Component data from apps and pages

────────────────

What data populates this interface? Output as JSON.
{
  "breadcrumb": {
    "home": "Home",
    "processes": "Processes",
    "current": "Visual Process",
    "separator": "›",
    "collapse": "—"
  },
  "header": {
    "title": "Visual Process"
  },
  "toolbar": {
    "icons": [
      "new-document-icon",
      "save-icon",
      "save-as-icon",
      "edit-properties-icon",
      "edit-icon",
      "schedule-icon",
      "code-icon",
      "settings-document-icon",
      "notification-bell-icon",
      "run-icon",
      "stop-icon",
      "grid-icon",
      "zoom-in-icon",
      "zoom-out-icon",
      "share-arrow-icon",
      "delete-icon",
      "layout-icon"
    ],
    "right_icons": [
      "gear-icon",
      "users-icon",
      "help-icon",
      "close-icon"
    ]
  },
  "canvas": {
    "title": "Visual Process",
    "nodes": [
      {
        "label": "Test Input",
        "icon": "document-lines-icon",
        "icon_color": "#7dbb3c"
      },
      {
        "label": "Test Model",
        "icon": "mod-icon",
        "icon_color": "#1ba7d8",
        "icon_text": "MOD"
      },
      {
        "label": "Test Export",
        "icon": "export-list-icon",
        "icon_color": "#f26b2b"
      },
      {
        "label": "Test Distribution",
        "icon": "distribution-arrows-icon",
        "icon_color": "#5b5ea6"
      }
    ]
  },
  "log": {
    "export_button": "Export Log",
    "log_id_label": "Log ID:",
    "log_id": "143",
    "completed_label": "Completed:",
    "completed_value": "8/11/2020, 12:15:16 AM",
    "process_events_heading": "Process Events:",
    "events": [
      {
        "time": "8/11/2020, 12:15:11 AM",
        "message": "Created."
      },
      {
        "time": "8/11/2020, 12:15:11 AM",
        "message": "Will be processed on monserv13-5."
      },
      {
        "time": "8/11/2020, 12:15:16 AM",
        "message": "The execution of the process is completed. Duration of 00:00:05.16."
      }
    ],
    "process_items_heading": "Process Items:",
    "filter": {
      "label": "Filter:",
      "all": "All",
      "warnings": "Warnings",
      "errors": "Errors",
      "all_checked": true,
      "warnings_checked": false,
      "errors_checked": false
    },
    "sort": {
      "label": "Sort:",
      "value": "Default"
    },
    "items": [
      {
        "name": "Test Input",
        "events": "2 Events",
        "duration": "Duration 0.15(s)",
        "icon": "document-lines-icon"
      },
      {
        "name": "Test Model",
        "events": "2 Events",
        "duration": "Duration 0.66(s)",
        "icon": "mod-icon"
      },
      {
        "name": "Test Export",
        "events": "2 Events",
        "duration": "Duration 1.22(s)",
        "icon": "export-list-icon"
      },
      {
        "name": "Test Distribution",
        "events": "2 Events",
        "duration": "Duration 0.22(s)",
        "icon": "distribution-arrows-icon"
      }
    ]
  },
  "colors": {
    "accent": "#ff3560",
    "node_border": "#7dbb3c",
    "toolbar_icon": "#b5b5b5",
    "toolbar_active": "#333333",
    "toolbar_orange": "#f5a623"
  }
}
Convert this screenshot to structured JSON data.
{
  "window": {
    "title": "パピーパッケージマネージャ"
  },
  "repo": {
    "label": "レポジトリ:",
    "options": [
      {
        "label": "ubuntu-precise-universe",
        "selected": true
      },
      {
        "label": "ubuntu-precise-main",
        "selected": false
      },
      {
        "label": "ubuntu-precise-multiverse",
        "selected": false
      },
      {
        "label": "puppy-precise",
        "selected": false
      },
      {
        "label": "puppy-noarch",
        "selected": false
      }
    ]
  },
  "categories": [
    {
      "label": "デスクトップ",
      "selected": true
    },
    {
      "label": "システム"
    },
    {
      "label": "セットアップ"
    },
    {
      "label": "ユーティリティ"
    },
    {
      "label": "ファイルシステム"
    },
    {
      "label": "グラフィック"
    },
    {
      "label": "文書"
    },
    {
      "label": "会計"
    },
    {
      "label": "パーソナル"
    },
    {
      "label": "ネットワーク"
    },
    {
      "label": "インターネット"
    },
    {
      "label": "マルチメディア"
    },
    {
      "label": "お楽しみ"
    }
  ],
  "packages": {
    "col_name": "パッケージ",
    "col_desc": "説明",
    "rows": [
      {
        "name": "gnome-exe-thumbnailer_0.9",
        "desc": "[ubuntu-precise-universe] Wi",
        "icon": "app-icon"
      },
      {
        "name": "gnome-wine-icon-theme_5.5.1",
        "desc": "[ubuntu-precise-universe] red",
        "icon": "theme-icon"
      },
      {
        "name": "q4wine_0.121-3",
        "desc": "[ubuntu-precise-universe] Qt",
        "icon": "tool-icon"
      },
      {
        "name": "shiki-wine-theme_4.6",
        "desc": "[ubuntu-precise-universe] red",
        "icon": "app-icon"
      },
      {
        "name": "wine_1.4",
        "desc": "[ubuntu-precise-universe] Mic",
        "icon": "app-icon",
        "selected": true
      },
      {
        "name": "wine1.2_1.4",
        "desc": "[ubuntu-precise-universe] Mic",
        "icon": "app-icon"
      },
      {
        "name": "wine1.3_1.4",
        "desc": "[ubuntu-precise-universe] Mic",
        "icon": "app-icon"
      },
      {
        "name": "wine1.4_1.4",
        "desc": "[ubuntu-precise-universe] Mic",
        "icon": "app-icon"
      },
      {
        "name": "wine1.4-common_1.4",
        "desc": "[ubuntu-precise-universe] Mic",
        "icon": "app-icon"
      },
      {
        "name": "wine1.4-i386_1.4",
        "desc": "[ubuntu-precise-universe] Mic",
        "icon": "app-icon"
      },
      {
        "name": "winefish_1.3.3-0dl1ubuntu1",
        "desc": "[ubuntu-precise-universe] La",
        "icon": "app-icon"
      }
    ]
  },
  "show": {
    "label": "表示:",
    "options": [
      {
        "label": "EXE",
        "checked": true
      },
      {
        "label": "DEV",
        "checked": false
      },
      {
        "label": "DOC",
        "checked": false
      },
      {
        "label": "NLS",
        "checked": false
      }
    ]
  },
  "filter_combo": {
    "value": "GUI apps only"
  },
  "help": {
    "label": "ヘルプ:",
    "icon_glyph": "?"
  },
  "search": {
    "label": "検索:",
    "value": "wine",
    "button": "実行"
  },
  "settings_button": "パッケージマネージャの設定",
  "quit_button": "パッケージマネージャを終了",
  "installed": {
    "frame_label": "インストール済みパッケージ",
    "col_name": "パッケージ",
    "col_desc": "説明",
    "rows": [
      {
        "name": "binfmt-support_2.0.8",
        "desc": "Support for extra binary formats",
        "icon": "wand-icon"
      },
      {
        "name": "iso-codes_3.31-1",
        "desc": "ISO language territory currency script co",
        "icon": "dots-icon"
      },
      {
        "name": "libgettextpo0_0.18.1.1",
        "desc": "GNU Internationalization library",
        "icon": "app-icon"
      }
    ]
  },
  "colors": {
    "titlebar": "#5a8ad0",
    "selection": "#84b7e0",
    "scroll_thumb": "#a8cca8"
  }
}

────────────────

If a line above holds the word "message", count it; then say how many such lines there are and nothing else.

3